Task item: Restate all of the data below word for word.

Stored data:
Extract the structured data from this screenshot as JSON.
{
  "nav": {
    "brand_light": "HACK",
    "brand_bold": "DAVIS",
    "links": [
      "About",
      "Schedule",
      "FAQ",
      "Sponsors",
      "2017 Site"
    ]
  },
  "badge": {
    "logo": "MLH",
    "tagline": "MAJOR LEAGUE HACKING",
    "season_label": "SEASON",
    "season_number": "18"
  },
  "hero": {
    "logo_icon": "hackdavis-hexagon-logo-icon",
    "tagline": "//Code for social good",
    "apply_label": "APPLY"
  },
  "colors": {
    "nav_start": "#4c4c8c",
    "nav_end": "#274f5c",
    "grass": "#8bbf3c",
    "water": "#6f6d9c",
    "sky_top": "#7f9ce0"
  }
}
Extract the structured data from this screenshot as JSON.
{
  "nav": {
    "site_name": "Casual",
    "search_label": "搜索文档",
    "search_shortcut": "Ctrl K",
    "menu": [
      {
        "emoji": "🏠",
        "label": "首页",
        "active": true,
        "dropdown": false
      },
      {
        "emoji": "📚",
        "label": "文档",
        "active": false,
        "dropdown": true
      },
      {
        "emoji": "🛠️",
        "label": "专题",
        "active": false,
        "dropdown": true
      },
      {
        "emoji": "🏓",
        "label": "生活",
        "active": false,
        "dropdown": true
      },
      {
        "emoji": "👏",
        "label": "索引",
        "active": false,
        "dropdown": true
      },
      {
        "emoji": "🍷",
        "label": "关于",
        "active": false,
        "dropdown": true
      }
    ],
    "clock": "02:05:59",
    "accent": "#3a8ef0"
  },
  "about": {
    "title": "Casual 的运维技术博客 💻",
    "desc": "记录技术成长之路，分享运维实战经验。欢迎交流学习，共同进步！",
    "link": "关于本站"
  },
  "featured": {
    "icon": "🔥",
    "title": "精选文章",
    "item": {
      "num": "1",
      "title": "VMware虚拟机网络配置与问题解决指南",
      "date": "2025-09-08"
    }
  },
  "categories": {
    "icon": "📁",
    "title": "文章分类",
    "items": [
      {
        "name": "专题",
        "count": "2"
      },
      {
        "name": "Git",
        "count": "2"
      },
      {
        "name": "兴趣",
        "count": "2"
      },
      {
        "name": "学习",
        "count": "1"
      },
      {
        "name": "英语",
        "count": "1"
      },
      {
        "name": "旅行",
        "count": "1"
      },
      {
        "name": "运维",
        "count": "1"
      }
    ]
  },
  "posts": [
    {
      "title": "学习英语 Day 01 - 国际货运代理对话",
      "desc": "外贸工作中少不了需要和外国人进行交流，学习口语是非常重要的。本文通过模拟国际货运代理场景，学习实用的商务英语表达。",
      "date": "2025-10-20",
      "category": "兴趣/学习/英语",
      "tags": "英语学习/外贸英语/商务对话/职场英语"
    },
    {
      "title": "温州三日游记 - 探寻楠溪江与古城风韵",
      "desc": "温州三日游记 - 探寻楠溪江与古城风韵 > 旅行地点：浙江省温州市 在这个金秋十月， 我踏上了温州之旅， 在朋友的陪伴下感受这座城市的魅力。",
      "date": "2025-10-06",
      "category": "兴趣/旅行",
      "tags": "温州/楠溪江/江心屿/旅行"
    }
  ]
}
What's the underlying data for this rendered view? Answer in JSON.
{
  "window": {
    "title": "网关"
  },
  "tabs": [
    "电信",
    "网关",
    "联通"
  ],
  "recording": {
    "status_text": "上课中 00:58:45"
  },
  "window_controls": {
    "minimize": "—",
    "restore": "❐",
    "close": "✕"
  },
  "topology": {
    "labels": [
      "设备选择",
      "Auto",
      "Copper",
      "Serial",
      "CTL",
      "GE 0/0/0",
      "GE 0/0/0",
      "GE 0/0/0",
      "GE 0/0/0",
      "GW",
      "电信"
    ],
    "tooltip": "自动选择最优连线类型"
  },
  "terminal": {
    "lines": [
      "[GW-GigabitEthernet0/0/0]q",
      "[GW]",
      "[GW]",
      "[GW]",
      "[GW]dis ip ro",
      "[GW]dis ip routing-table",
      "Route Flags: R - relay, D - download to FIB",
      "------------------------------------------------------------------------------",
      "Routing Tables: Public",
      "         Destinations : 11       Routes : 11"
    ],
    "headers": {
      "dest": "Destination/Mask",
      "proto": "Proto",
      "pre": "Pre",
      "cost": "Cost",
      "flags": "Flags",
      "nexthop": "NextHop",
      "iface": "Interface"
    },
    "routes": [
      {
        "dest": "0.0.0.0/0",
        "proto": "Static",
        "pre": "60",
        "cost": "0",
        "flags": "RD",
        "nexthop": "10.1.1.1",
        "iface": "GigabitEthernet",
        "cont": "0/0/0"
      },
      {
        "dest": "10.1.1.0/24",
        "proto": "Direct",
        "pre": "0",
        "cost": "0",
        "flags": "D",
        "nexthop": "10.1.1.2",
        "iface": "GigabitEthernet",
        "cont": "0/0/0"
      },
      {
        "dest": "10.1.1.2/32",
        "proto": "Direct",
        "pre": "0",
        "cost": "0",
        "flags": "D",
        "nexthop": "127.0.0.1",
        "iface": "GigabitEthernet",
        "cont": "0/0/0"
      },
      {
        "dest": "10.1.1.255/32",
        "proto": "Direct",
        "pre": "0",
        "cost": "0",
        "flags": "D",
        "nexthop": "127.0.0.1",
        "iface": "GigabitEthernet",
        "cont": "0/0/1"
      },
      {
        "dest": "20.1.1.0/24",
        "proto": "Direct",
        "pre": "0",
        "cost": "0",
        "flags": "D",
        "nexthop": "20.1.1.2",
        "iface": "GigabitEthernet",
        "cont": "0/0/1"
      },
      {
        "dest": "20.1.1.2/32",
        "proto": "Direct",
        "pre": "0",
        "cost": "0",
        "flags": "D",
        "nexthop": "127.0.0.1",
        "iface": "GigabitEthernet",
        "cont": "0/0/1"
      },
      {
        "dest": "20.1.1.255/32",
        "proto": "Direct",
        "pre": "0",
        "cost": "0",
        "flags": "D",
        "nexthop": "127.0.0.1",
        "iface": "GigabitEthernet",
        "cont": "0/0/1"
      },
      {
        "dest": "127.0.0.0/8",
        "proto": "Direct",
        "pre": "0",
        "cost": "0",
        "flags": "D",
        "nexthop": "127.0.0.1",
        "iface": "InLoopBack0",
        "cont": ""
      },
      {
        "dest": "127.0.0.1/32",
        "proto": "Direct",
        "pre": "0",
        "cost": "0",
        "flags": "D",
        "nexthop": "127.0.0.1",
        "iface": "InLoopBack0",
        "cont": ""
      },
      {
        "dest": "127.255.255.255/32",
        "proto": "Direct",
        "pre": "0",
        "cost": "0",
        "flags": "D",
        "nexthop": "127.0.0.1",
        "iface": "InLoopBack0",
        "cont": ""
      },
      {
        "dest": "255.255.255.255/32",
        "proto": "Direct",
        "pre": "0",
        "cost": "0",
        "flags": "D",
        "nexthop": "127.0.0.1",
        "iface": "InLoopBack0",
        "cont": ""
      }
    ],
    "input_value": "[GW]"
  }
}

Response to the exercise:
Extract the structured data from this screenshot as JSON.
{
  "nav": {
    "brand_light": "HACK",
    "brand_bold": "DAVIS",
    "links": [
      "About",
      "Schedule",
      "FAQ",
      "Sponsors",
      "2017 Site"
    ]
  },
  "badge": {
    "logo": "MLH",
    "tagline": "MAJOR LEAGUE HACKING",
    "season_label": "SEASON",
    "season_number": "18"
  },
  "hero": {
    "logo_icon": "hackdavis-hexagon-logo-icon",
    "tagline": "//Code for social good",
    "apply_label": "APPLY"
  },
  "colors": {
    "nav_start": "#4c4c8c",
    "nav_end": "#274f5c",
    "grass": "#8bbf3c",
    "water": "#6f6d9c",
    "sky_top": "#7f9ce0"
  }
}
Extract the structured data from this screenshot as JSON.
{
  "nav": {
    "site_name": "Casual",
    "search_label": "搜索文档",
    "search_shortcut": "Ctrl K",
    "menu": [
      {
        "emoji": "🏠",
        "label": "首页",
        "active": true,
        "dropdown": false
      },
      {
        "emoji": "📚",
        "label": "文档",
        "active": false,
        "dropdown": true
      },
      {
        "emoji": "🛠️",
        "label": "专题",
        "active": false,
        "dropdown": true
      },
      {
        "emoji": "🏓",
        "label": "生活",
        "active": false,
        "dropdown": true
      },
      {
        "emoji": "👏",
        "label": "索引",
        "active": false,
        "dropdown": true
      },
      {
        "emoji": "🍷",
        "label": "关于",
        "active": false,
        "dropdown": true
      }
    ],
    "clock": "02:05:59",
    "accent": "#3a8ef0"
  },
  "about": {
    "title": "Casual 的运维技术博客 💻",
    "desc": "记录技术成长之路，分享运维实战经验。欢迎交流学习，共同进步！",
    "link": "关于本站"
  },
  "featured": {
    "icon": "🔥",
    "title": "精选文章",
    "item": {
      "num": "1",
      "title": "VMware虚拟机网络配置与问题解决指南",
      "date": "2025-09-08"
    }
  },
  "categories": {
    "icon": "📁",
    "title": "文章分类",
    "items": [
      {
        "name": "专题",
        "count": "2"
      },
      {
        "name": "Git",
        "count": "2"
      },
      {
        "name": "兴趣",
        "count": "2"
      },
      {
        "name": "学习",
        "count": "1"
      },
      {
        "name": "英语",
        "count": "1"
      },
      {
        "name": "旅行",
        "count": "1"
      },
      {
        "name": "运维",
        "count": "1"
      }
    ]
  },
  "posts": [
    {
      "title": "学习英语 Day 01 - 国际货运代理对话",
      "desc": "外贸工作中少不了需要和外国人进行交流，学习口语是非常重要的。本文通过模拟国际货运代理场景，学习实用的商务英语表达。",
      "date": "2025-10-20",
      "category": "兴趣/学习/英语",
      "tags": "英语学习/外贸英语/商务对话/职场英语"
    },
    {
      "title": "温州三日游记 - 探寻楠溪江与古城风韵",
      "desc": "温州三日游记 - 探寻楠溪江与古城风韵 > 旅行地点：浙江省温州市 在这个金秋十月， 我踏上了温州之旅， 在朋友的陪伴下感受这座城市的魅力。",
      "date": "2025-10-06",
      "category": "兴趣/旅行",
      "tags": "温州/楠溪江/江心屿/旅行"
    }
  ]
}
What's the underlying data for this rendered view? Answer in JSON.
{
  "window": {
    "title": "网关"
  },
  "tabs": [
    "电信",
    "网关",
    "联通"
  ],
  "recording": {
    "status_text": "上课中 00:58:45"
  },
  "window_controls": {
    "minimize": "—",
    "restore": "❐",
    "close": "✕"
  },
  "topology": {
    "labels": [
      "设备选择",
      "Auto",
      "Copper",
      "Serial",
      "CTL",
      "GE 0/0/0",
      "GE 0/0/0",
      "GE 0/0/0",
      "GE 0/0/0",
      "GW",
      "电信"
    ],
    "tooltip": "自动选择最优连线类型"
  },
  "terminal": {
    "lines": [
      "[GW-GigabitEthernet0/0/0]q",
      "[GW]",
      "[GW]",
      "[GW]",
      "[GW]dis ip ro",
      "[GW]dis ip routing-table",
      "Route Flags: R - relay, D - download to FIB",
      "------------------------------------------------------------------------------",
      "Routing Tables: Public",
      "         Destinations : 11       Routes : 11"
    ],
    "headers": {
      "dest": "Destination/Mask",
      "proto": "Proto",
      "pre": "Pre",
      "cost": "Cost",
      "flags": "Flags",
      "nexthop": "NextHop",
      "iface": "Interface"
    },
    "routes": [
      {
        "dest": "0.0.0.0/0",
        "proto": "Static",
        "pre": "60",
        "cost": "0",
        "flags": "RD",
        "nexthop": "10.1.1.1",
        "iface": "GigabitEthernet",
        "cont": "0/0/0"
      },
      {
        "dest": "10.1.1.0/24",
        "proto": "Direct",
        "pre": "0",
        "cost": "0",
        "flags": "D",
        "nexthop": "10.1.1.2",
        "iface": "GigabitEthernet",
        "cont": "0/0/0"
      },
      {
        "dest": "10.1.1.2/32",
        "proto": "Direct",
        "pre": "0",
        "cost": "0",
        "flags": "D",
        "nexthop": "127.0.0.1",
        "iface": "GigabitEthernet",
        "cont": "0/0/0"
      },
      {
        "dest": "10.1.1.255/32",
        "proto": "Direct",
        "pre": "0",
        "cost": "0",
        "flags": "D",
        "nexthop": "127.0.0.1",
        "iface": "GigabitEthernet",
        "cont": "0/0/1"
      },
      {
        "dest": "20.1.1.0/24",
        "proto": "Direct",
        "pre": "0",
        "cost": "0",
        "flags": "D",
        "nexthop": "20.1.1.2",
        "iface": "GigabitEthernet",
        "cont": "0/0/1"
      },
      {
        "dest": "20.1.1.2/32",
        "proto": "Direct",
        "pre": "0",
        "cost": "0",
        "flags": "D",
        "nexthop": "127.0.0.1",
        "iface": "GigabitEthernet",
        "cont": "0/0/1"
      },
      {
        "dest": "20.1.1.255/32",
        "proto": "Direct",
        "pre": "0",
        "cost": "0",
        "flags": "D",
        "nexthop": "127.0.0.1",
        "iface": "GigabitEthernet",
        "cont": "0/0/1"
      },
      {
        "dest": "127.0.0.0/8",
        "proto": "Direct",
        "pre": "0",
        "cost": "0",
        "flags": "D",
        "nexthop": "127.0.0.1",
        "iface": "InLoopBack0",
        "cont": ""
      },
      {
        "dest": "127.0.0.1/32",
        "proto": "Direct",
        "pre": "0",
        "cost": "0",
        "flags": "D",
        "nexthop": "127.0.0.1",
        "iface": "InLoopBack0",
        "cont": ""
      },
      {
        "dest": "127.255.255.255/32",
        "proto": "Direct",
        "pre": "0",
        "cost": "0",
        "flags": "D",
        "nexthop": "127.0.0.1",
        "iface": "InLoopBack0",
        "cont": ""
      },
      {
        "dest": "255.255.255.255/32",
        "proto": "Direct",
        "pre": "0",
        "cost": "0",
        "flags": "D",
        "nexthop": "127.0.0.1",
        "iface": "InLoopBack0",
        "cont": ""
      }
    ],
    "input_value": "[GW]"
  }
}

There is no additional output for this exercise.